The Altmetric application is currently installed for all Scopus users by default (you can choose to disable it if you wish) but will only appear in the sidebar when there is data available for the article that you're currently viewing.
You can usually find it underneath the "Related Documents" box on the right hand side of the screen.
What does Altmetric do?
Altmetric watches social media sites (e.g. Twitter, Facebook, Pinterest, Google+), science blogs, many mainstream media outlets (including the NY Times, The Guardian, non-English language publications like Die Zeit & Le Monde and special interest publications like Scientific American, New Scientist) and reference managers for mentions of academic papers.
It cleans up this data, enriches it and then allows authors, readers and researchers to see it in context.
Though not every article is discussed in public online Altmetric tracks around a hundred thousand mentions a week, with some three thousand new articles seen a day.
Interpreting the data
While running in the sidebar the application tells you three things:
- The Altmetric Attention Score and sources of attention - The number inside the coloured circle is the Altmetric Attention Score for the article you're viewing. This is a quantitative measure of the quality and quantity of attention that the article has received - you can read more about the scoring algorithm here. The colours themselves reflect the mix of sources where the article has been mentioned. For example, some red means that the article has been mentioned by mainstream news outlets, blue means it has been tweeted about.
- In the sources section - here you can see a breakdown of how often the article has been mentioned by each source that Altmetric tracks. The colours here relate to the colours in the score donut. In the example above the article has been mentioned on two different blogs and 299 different Twitter users. Note that the same user could have mentioned the article more than once, which is why the first line is indicating that there are 313 mentions in total from 305 different people / sources.
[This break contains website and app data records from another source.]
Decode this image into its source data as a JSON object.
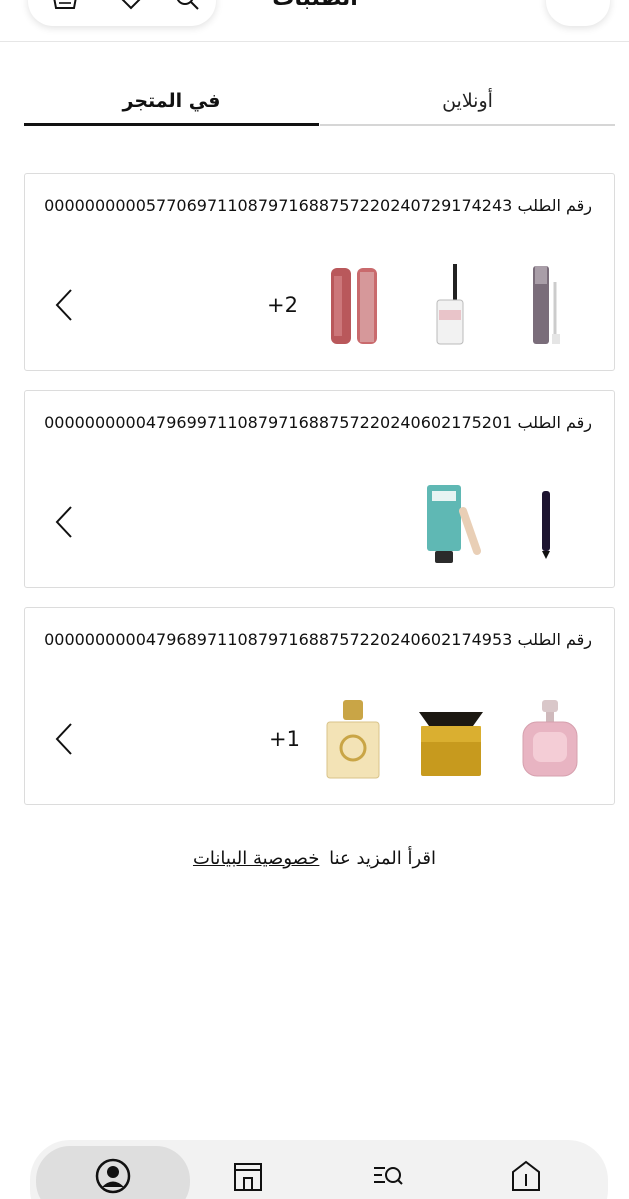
{
  "header": {
    "title": "الطلبات",
    "icons": [
      "basket-icon",
      "heart-icon",
      "search-icon",
      "chevron-right-icon"
    ]
  },
  "tabs": [
    {
      "label": "أونلاين",
      "active": false
    },
    {
      "label": "في المتجر",
      "active": true
    }
  ],
  "orders": [
    {
      "label": "رقم الطلب",
      "number": "0000000000577069711087971688757220240729174243",
      "products": [
        "eyeshadow-primer-wand",
        "mascara",
        "lip-gloss"
      ],
      "extra": "+2"
    },
    {
      "label": "رقم الطلب",
      "number": "0000000000479699711087971688757220240602175201",
      "products": [
        "eyeliner-pen",
        "pore-primer-tube"
      ],
      "extra": ""
    },
    {
      "label": "رقم الطلب",
      "number": "0000000000479689711087971688757220240602174953",
      "products": [
        "pink-perfume-bottle",
        "black-perfume-bottle",
        "gold-perfume-bottle"
      ],
      "extra": "+1"
    }
  ],
  "privacy": {
    "text": "اقرأ المزيد عنا",
    "link": "خصوصية البيانات"
  },
  "bottom_nav": [
    "account-icon",
    "store-icon",
    "search-list-icon",
    "home-icon"
  ],
  "colors": {
    "active_tab_underline": "#111111",
    "nav_bg": "#f2f2f2",
    "nav_active": "#dedede"
  }
}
- Reference manager counts - this area tells you how many readers the article has on Mendeley and how often it has been saved to CiteULike, an online bookmarking service for researchers.
Getting more detail
Click on the "see details" or "open report in new tab" links to see the actual content mentioning this article.
You'll see a details view pop-up. Use the details view to quickly scan through the content mentioning an article and click on any entry to navigate to the original site. Each tab contains mentions from a different source. Note that by default you'll only see the first 25 mentions in each tab.
The Demographics tab will show you a breakdown of where in the world the attention paid to the article is coming from.
Comparing sets of articles and seeing more mentions
If you're interested in tracking social media mentions across the entire output of an institution, publisher or company then you should take a look at Altmetric Explorer, Altmetric's standalone alt-metrics analysis tool.